**ACTIVITY:** Scan the entries line by line and return those with "screenshot".

Stored dataset items:
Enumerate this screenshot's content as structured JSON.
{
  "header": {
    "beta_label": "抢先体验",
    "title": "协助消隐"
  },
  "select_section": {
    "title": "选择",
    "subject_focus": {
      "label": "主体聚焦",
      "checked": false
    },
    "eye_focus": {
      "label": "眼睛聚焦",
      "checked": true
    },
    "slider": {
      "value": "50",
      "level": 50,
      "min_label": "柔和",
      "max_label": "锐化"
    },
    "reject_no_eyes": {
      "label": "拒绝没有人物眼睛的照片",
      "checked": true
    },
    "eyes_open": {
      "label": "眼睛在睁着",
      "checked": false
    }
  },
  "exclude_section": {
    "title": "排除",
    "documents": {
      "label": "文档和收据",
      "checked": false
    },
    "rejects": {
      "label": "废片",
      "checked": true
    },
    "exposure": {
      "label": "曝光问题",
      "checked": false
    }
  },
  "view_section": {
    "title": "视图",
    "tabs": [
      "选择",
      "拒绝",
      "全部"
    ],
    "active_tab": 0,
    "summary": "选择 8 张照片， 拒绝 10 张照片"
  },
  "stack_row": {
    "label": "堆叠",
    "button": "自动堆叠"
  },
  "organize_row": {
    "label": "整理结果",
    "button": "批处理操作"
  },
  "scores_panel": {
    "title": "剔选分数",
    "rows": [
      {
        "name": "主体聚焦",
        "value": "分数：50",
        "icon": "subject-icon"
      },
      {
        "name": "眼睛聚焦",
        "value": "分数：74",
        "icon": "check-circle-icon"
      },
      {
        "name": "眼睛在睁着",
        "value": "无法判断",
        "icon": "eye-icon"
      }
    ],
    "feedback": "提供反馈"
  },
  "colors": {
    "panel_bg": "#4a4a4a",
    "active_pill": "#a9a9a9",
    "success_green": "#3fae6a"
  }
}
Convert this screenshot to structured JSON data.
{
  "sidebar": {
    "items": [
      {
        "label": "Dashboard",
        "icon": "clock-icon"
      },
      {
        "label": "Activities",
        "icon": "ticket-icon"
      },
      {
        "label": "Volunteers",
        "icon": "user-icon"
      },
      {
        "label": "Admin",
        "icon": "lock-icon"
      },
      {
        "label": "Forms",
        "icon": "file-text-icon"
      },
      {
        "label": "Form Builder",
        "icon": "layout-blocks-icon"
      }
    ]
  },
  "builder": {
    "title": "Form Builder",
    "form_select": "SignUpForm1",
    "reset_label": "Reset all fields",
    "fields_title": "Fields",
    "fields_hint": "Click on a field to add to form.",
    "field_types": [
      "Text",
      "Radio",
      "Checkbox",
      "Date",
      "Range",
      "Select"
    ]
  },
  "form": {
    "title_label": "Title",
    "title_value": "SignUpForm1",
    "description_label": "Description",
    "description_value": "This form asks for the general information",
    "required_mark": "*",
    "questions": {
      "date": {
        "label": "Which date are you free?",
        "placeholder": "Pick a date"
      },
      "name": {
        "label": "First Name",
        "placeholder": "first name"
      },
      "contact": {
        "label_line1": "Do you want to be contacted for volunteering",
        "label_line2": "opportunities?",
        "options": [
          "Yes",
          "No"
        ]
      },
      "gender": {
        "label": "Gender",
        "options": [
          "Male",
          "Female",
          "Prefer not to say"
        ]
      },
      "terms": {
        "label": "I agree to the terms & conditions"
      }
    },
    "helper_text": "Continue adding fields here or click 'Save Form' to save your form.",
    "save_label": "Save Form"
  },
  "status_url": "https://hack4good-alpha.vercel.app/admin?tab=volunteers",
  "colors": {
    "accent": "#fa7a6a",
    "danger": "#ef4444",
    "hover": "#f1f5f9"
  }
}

**RESPONSE BOX:**
Enumerate this screenshot's content as structured JSON.
Convert this screenshot to structured JSON data.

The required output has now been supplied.